The researchers phoned each patient or caregiver seven times over the next two months to see if sinus symptoms were still present and if they were better or worse. Side effects of treatment, a relapse or recurrence of sinusitis and parent satisfaction with treatment also were noted.

Seventy-nine percent of the children on amoxicillin improved after 14 days, as did 81 percent of those on amoxicillin-clavulanate and 79 percent of those on the placebo. Side effects such as nausea and diarrhea were more common among the children taking an antibiotic, appearing in 19 percent of those on amoxicillin, 11 percent of those on amoxicillin-clavulanate and 10 percent of the placebo group.

Some patients who improved initially then relapsed after three or four weeks. Other patients' symptoms reappeared in the second month after treatment began. However there were no differences among the three groups.

"In a sense, we have met the enemy, and we are it," says Elliot Gellman, M.D., clinical professor of pediatrics. "Many people who come into the office say they are there to get antibiotics for sinus problems."
-end-
Gellman, who also is on the staff of St. Louis Children's Hospital, acknowledges the difficulty of changing the way pediatricians interact with patients and parents. "Giving an antibiotic is the quickest way to bring an appointment to an end," he says. "But it turns into a communication issue--something we should deal with."

Washington University School of Medicine

Related Antibiotics Articles from Brightsurf:

Insights in the search for new antibiotics
A collaborative research team from the University of Oklahoma, the Memorial Sloan Kettering Cancer Center and Merck & Co. published an opinion article in the journal, Nature Chemical Biology, that addresses the gap in the discovery of new antibiotics.

New tricks for old antibiotics
The study published in the journal Immunity reveals that tetracyclines (broad spectre antibiotics), by partially inhibiting cell mitochondria activity, induce a compensatory response on the organism that decreases tissue damage caused during infection.

Benefits, risks seen with antibiotics-first for appendicitis
Antibiotics are a good choice for some patients with appendicitis but not all, according to study results published today in the New England Journal of Medicine.

How antibiotics interact
Understanding bottleneck effects in the translation of bacterial proteins can lead to a more effective combination of antibiotics / study in 'Nature Communications'

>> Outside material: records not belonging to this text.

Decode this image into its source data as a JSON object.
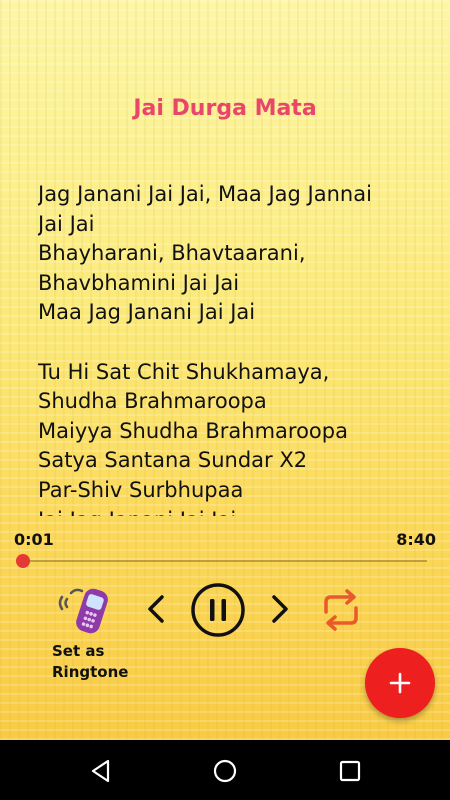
{
  "song": {
    "title": "Jai Durga Mata",
    "lyrics": "Jag Janani Jai Jai, Maa Jag Jannai\nJai Jai\nBhayharani, Bhavtaarani,\nBhavbhamini Jai Jai\nMaa Jag Janani Jai Jai\n\nTu Hi Sat Chit Shukhamaya,\nShudha Brahmaroopa\nMaiyya Shudha Brahmaroopa\nSatya Santana Sundar X2\nPar-Shiv Surbhupaa\nJai Jag Janani Jai Jai"
  },
  "player": {
    "current_time": "0:01",
    "total_time": "8:40",
    "progress_fraction": 0.002,
    "ringtone_label": "Set as\nRingtone"
  },
  "icons": {
    "ringtone": "phone-ringing-icon",
    "prev": "chevron-left-icon",
    "pause": "pause-circle-icon",
    "next": "chevron-right-icon",
    "repeat": "repeat-icon",
    "fab": "plus-icon",
    "nav_back": "back-triangle-icon",
    "nav_home": "home-circle-icon",
    "nav_recents": "recents-square-icon"
  },
  "colors": {
    "title": "#e8466b",
    "accent": "#e53935",
    "fab": "#ee1f1f",
    "repeat": "#e85a2a"
  }
}
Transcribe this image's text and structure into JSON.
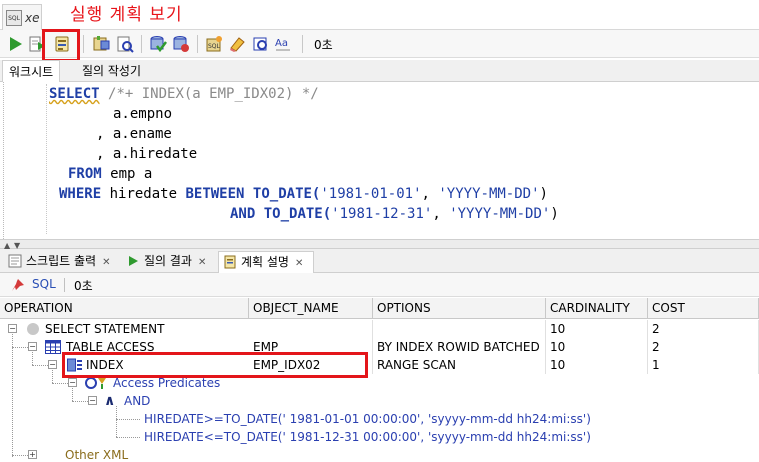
{
  "annotation": {
    "title": "실행 계획 보기"
  },
  "editor_tab": {
    "name": "xe",
    "icon": "sql-file-icon"
  },
  "toolbar": {
    "elapsed": "0초",
    "buttons": [
      "run-statement-icon",
      "run-script-icon",
      "explain-plan-icon",
      "autotrace-icon",
      "sql-tuning-advisor-icon",
      "commit-icon",
      "rollback-icon",
      "sql-history-icon",
      "clear-icon",
      "find-icon",
      "format-case-icon"
    ]
  },
  "editor_subtabs": [
    "워크시트",
    "질의 작성기"
  ],
  "code": {
    "select": "SELECT",
    "hint": "/*+ INDEX(a EMP_IDX02) */",
    "col1": "a.empno",
    "col2": ", a.ename",
    "col3": ", a.hiredate",
    "from_kw": "FROM",
    "from_rest": "emp a",
    "where_kw": "WHERE",
    "where_col": "hiredate",
    "between_kw": "BETWEEN",
    "todate1": "TO_DATE(",
    "date1": "'1981-01-01'",
    "fmt1": "'YYYY-MM-DD'",
    "and_kw": "AND",
    "todate2": "TO_DATE(",
    "date2": "'1981-12-31'",
    "fmt2": "'YYYY-MM-DD'",
    "comma": ", ",
    "close": ")"
  },
  "bottom_tabs": [
    {
      "label": "스크립트 출력",
      "icon": "script-output-icon"
    },
    {
      "label": "질의 결과",
      "icon": "query-result-icon"
    },
    {
      "label": "계획 설명",
      "icon": "explain-plan-icon"
    }
  ],
  "result_bar": {
    "sql_link": "SQL",
    "time": "0초"
  },
  "plan_table": {
    "columns": [
      "OPERATION",
      "OBJECT_NAME",
      "OPTIONS",
      "CARDINALITY",
      "COST"
    ],
    "rows": [
      {
        "operation": "SELECT STATEMENT",
        "object_name": "",
        "options": "",
        "cardinality": "10",
        "cost": "2"
      },
      {
        "operation": "TABLE ACCESS",
        "object_name": "EMP",
        "options": "BY INDEX ROWID BATCHED",
        "cardinality": "10",
        "cost": "2"
      },
      {
        "operation": "INDEX",
        "object_name": "EMP_IDX02",
        "options": "RANGE SCAN",
        "cardinality": "10",
        "cost": "1"
      }
    ],
    "predicates": {
      "label": "Access Predicates",
      "and": "AND",
      "cond1": "HIREDATE>=TO_DATE(' 1981-01-01 00:00:00', 'syyyy-mm-dd hh24:mi:ss')",
      "cond2": "HIREDATE<=TO_DATE(' 1981-12-31 00:00:00', 'syyyy-mm-dd hh24:mi:ss')"
    },
    "other_xml": "Other XML"
  },
  "colors": {
    "highlight_red": "#e3151a",
    "keyword_blue": "#1f3fa6"
  }
}
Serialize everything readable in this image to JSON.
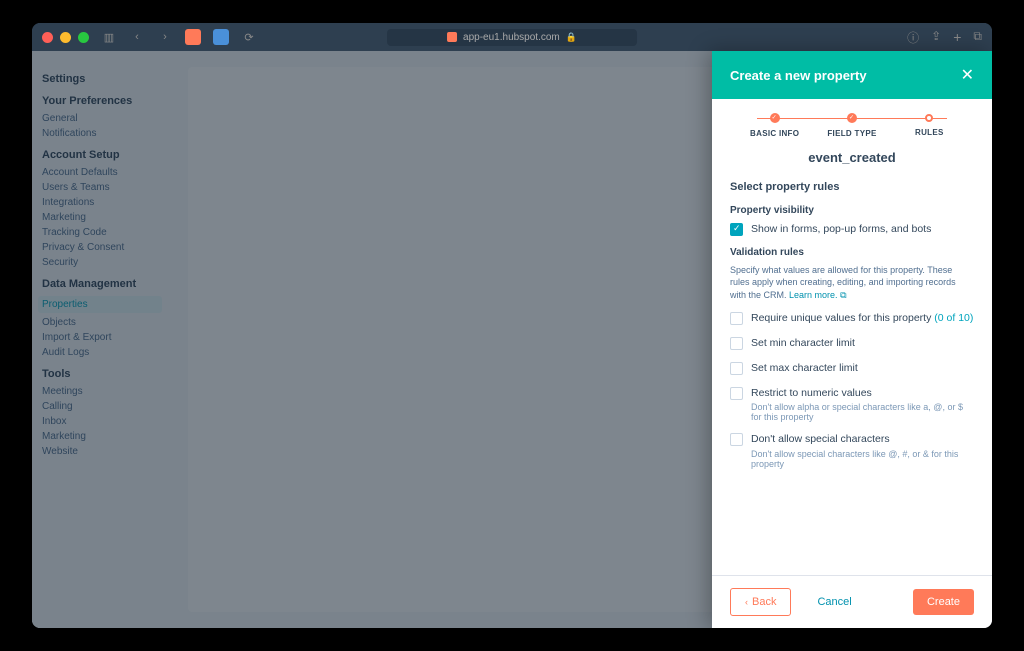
{
  "browser": {
    "url": "app-eu1.hubspot.com"
  },
  "sidebar": {
    "heading1": "Your Preferences",
    "items1": [
      "General",
      "Notifications"
    ],
    "heading2": "Account Setup",
    "items2": [
      "Account Defaults",
      "Users & Teams",
      "Integrations",
      "Marketing",
      "Tracking Code",
      "Privacy & Consent",
      "Security"
    ],
    "heading3": "Data Management",
    "items3": [
      "Properties",
      "Objects",
      "Import & Export",
      "Audit Logs"
    ],
    "heading4": "Tools",
    "items4": [
      "Meetings",
      "Calling",
      "Inbox",
      "Marketing",
      "Website"
    ]
  },
  "panel": {
    "title": "Create a new property",
    "steps": {
      "s1": "BASIC INFO",
      "s2": "FIELD TYPE",
      "s3": "RULES"
    },
    "property_name": "event_created",
    "section_title": "Select property rules",
    "visibility": {
      "label": "Property visibility",
      "opt1": "Show in forms, pop-up forms, and bots"
    },
    "validation": {
      "label": "Validation rules",
      "helper": "Specify what values are allowed for this property. These rules apply when creating, editing, and importing records with the CRM.",
      "learn_more": "Learn more.",
      "rules": {
        "unique": "Require unique values for this property",
        "unique_count": "(0 of 10)",
        "min": "Set min character limit",
        "max": "Set max character limit",
        "numeric": "Restrict to numeric values",
        "numeric_sub": "Don't allow alpha or special characters like a, @, or $ for this property",
        "nospecial": "Don't allow special characters",
        "nospecial_sub": "Don't allow special characters like @, #, or & for this property"
      }
    },
    "footer": {
      "back": "Back",
      "cancel": "Cancel",
      "create": "Create"
    }
  }
}
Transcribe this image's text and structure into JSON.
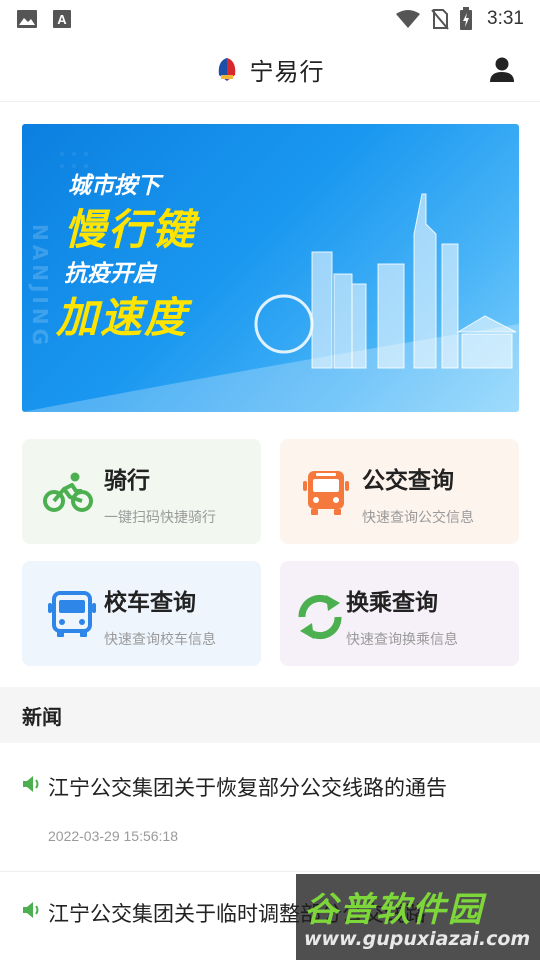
{
  "statusbar": {
    "left_icons": [
      "image-icon",
      "font-icon"
    ],
    "right_icons": [
      "wifi-icon",
      "no-sim-icon",
      "battery-charging-icon"
    ],
    "time": "3:31"
  },
  "header": {
    "title": "宁易行",
    "user_icon": "user-icon"
  },
  "banner": {
    "line1": "城市按下",
    "line2": "慢行键",
    "line3": "抗疫开启",
    "line4": "加速度",
    "vertical_text": "NANJING"
  },
  "cards": [
    {
      "name": "骑行",
      "desc": "一键扫码快捷骑行",
      "icon": "bicycle-icon",
      "color": "#4caf50"
    },
    {
      "name": "公交查询",
      "desc": "快速查询公交信息",
      "icon": "bus-icon",
      "color": "#f5783c"
    },
    {
      "name": "校车查询",
      "desc": "快速查询校车信息",
      "icon": "school-bus-icon",
      "color": "#2e86e8"
    },
    {
      "name": "换乘查询",
      "desc": "快速查询换乘信息",
      "icon": "transfer-icon",
      "color": "#4caf50"
    }
  ],
  "news": {
    "heading": "新闻",
    "items": [
      {
        "title": "江宁公交集团关于恢复部分公交线路的通告",
        "date": "2022-03-29 15:56:18"
      },
      {
        "title": "江宁公交集团关于临时调整部分公交线路",
        "date": ""
      }
    ]
  },
  "watermark": {
    "line1": "谷普软件园",
    "line2": "www.gupuxiazai.com"
  }
}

Are antivitamins the new antibiotics?
Antibiotics are among the most important discoveries of modern medicine and have saved millions of lives since the discovery of penicillin almost 100 years ago.

Hygiene reduces the need for antibiotics by up to 30%
A new paper published in the American Journal of Infection Control (AJIC), finds improved everyday hygiene practices, such as hand-washing, reduces the risk of common infections by up to 50%, reducing the need for antibiotics, by up to 30%.

Antibiotics: City dwellers and children take the most
City dwellers take more antibiotics than people in rural areas; children and the elderly use them more often than middle-aged people; the use of antibiotics decreases as education increases, but only in rich countries: These are three of the more striking trends identified by researchers of the NRW Forschungskolleg ''One Health and Urban Transformation'' at the University of Bonn.

Metals could be the link to new antibiotics
Compounds containing metals could hold the key to the next generation of antibiotics to combat the growing threat of global antibiotic resistance.

Antibiotics from the sea
The team led by Prof. Christian Jogler of Friedrich Schiller University, Jena, has succeeded in cultivating several dozen marine bacteria in the laboratory -- bacteria that had previously been paid little attention.

Antibiotics not necessary for most toothaches, according to new ADA guideline
The American Dental Association (ADA) announced today a new guideline indicating that in most cases, antibiotics are not recommended for toothaches.

Read More: Antibiotics News and Antibiotics Current Events
Brightsurf.com is a participant in the Amazon Services LLC Associates Program, an affiliate advertising program designed to provide a means for sites to earn advertising fees by advertising and linking to Amazon.com.